Don Jensen designed the pack in the late 60’s when there were few choices for packs that could carry substantial gear and also be suitable for technical climbing. The intent was to keep the load stable and as close to the back as possible to minimize the effect on the balance of the climber. By eliminating a frame of any kind the pack is also more flexible to the movement and contortion of the climber. It was probably also the first “soft pack” to allow much of the load to be transferred to the hips, reducing shoulder fatigue common to all other soft packs of the era. The evolution of the pack design has mostly been limited to improving materials, construction and ease of loading. The actual design has changed very little, since Don’s original concept was nearly perfect.

When did you join the company, how has it developed since and where you are headed for the future?

Rivendell ceased business as a day-to day company in 1981. I met the subsequent owner, Don Wittenberger, in 1985 and worked out an arrangement to continue making packs, selling by word of mouth. Due to a resurgence of interest in vintage and traditional gear, I relaunched a commercial presence in 2007. The packs were the mainstay of the original Rivendell, and my goal has been to revitalize that line of packs, maintaining the high quality by remaining a small, micro-cottage industry. Currently I am working full time in this endeavor.
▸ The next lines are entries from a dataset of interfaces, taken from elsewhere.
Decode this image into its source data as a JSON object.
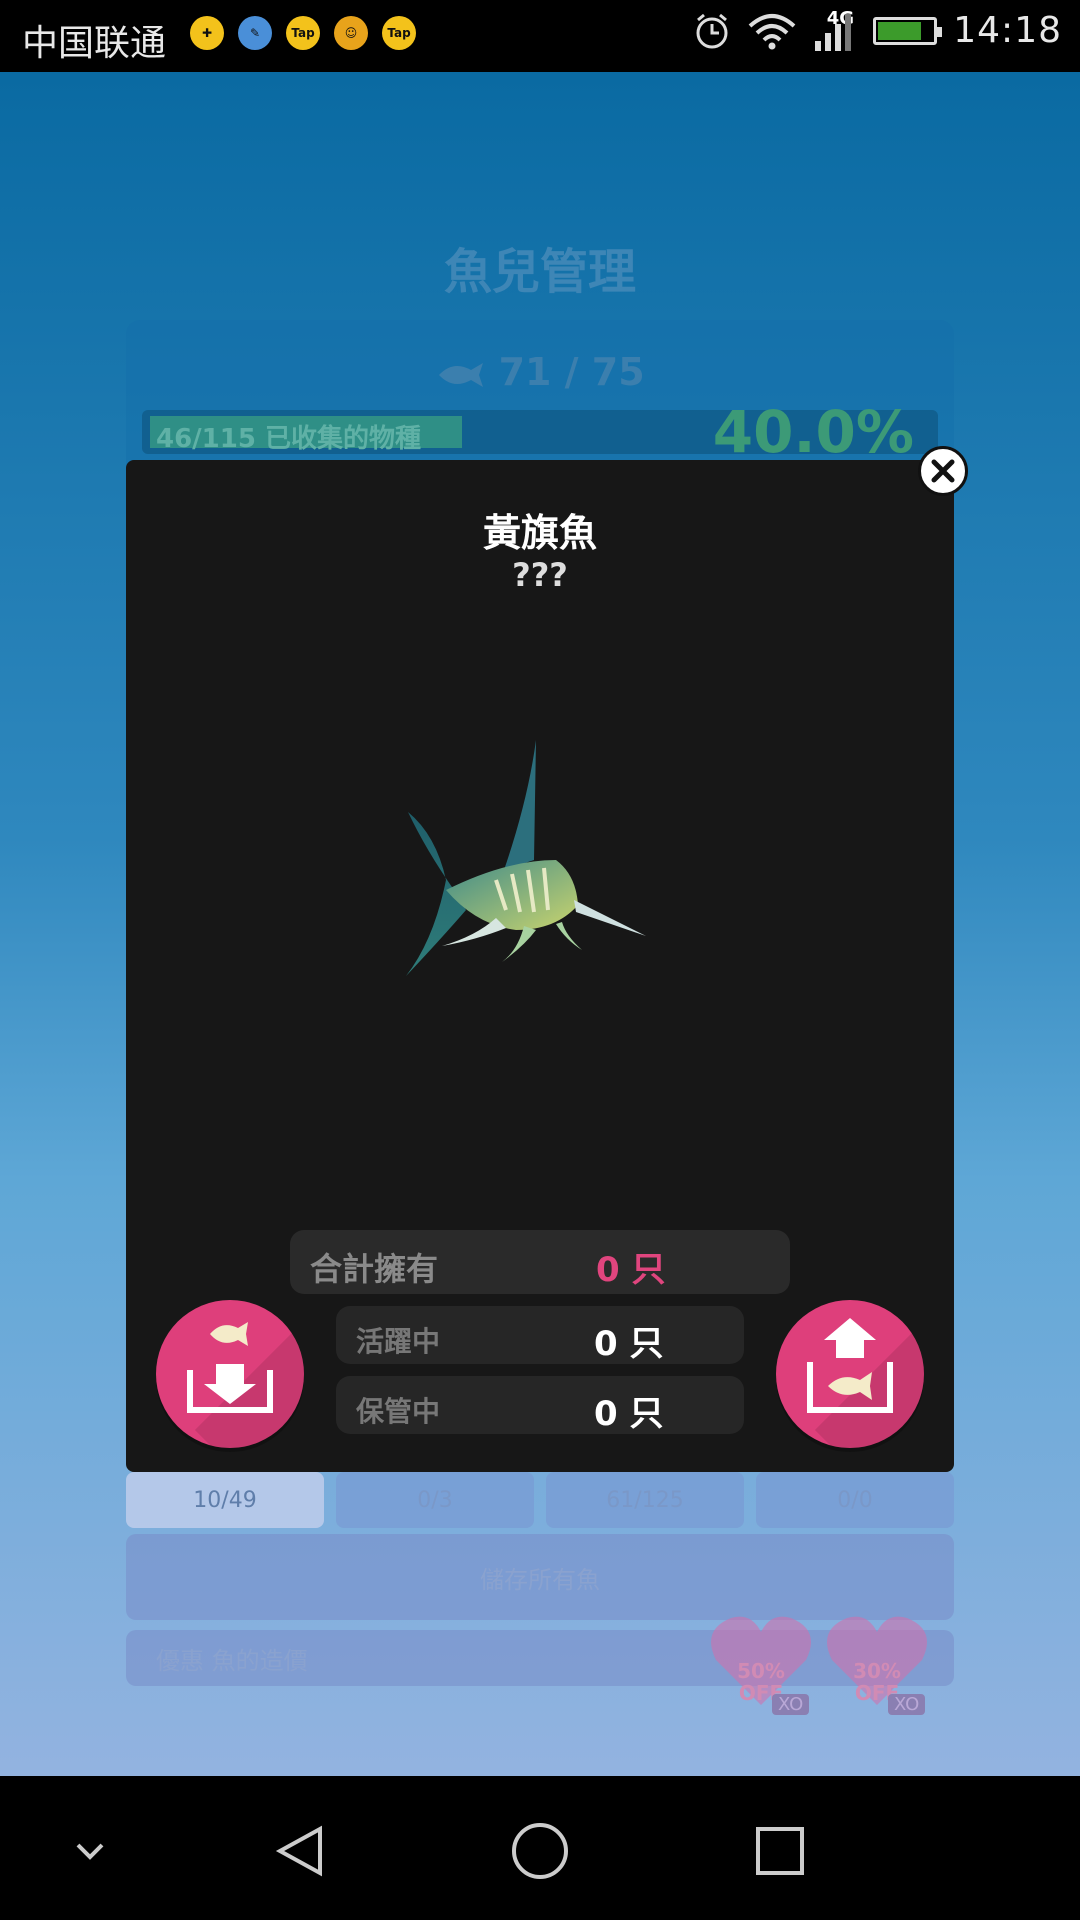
{
  "status_bar": {
    "carrier": "中国联通",
    "network": "4G",
    "time": "14:18",
    "app_icons": [
      "health-app-icon",
      "brush-app-icon",
      "tap-app-icon",
      "game-app-icon",
      "tap-app-icon"
    ],
    "app_icon_texts": [
      "Tap",
      "Tap"
    ]
  },
  "background": {
    "title": "魚兒管理",
    "fish_count": "71 / 75",
    "collection_text": "46/115 已收集的物種",
    "collection_percent": "40.0%",
    "collection_progress": 0.4,
    "tabs": [
      "10/49",
      "0/3",
      "61/125",
      "0/0"
    ],
    "store_all_label": "儲存所有魚",
    "promo_label": "優惠 魚的造價",
    "promo_badges": [
      {
        "label": "50%\nOFF",
        "tag": "XO"
      },
      {
        "label": "30%\nOFF",
        "tag": "XO"
      }
    ]
  },
  "modal": {
    "fish_name": "黃旗魚",
    "fish_subtitle": "???",
    "total_label": "合計擁有",
    "total_value": "0 只",
    "active_label": "活躍中",
    "active_value": "0 只",
    "stored_label": "保管中",
    "stored_value": "0 只"
  },
  "colors": {
    "accent_pink": "#de3f7b",
    "value_pink": "#e0457e",
    "modal_bg": "#171717"
  }
}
In the workshop.

Eric, we love to be let in on the work-in-progress stuff! Can you let us know what kind of new products you're working on the moment?

I’m developing a top pocket for the Jensen Pack line, which will give the pack an added convenience and functionality when using the pack in a backpacking or mountaineering mode. Because my operation has been a solo endeavor it has been difficult to work designing into the production schedule. Now that I have a quality contract sewing person I hope to have more time for this.

How works the R&D at Rivendell Mountain Works, do you have a need yourself that you try to fix, or do some of your clients inspire you for new products and ask you for solutions to their problems?

Both, the top pocket is a perfect illustration of this. From my years of carrying the Jensen pack I knew this would be a great feature and recent customers have been asking for it as well.

Jensen Mariposa packs in the making.

What is the bestseller from Rivendell Mountain Works, and where do your customer come from?

Historically, the Jensen pack has been the mainstay of Rivendell products probably because it has remained one of the most unusual packs on the market. I have been shipping packs all over the US as well as overseas. Japan is a big market and there have been individual orders from England, France, Finland, New Zealand, Korea and Malaysia.

Are you in touch with other cottage manufacturers in Europe, the USA, Japan or other places?

I have had some limited contact with other cottage manufacturers and intend to do more of that in the very near future since the resource is a valuable one.

In the sewing room.

What is your own favorite backpack, sleep system and shelter? Any other favourite piece of gear which you always carry with you?

I have carried a Jensen pack exclusively since about 1977. Often I still use a Camp 7 Arete VBL down sleeping bag. My favorite tent for many years was the Stephenson (Warmlite) 3R. Stephenson tents are by far the lightest tents for their size/volume considering that the tents are suitable for winter mountaineering and extreme conditions.

When and where was your last longer backpacking trip, and what was your baseweight? Are you planning to get out for a trip soon, and enjoy the summer season?

My last multi-day backpacking trip was a 3 day solo in ONP, several years ago. I’m not a fanatic about weighing my pack but I’ll guess it was about 30 lbs.

Eric with a Cache on Peak Summit.

Do you think ultralight backpacking will become more popular and break into the mass market, or will it continue to be something for a small group of people?

It seems like there is more general awareness of ultralight backpacking as a style that ecompasses minimalism. Ultralight gear itself is becoming much more popular and because of that many backpackers will end up with lighter packs but probably not fully embracing the ideas behind traveling without many things….

Eric, I thank you for taking the time to answer my questions =)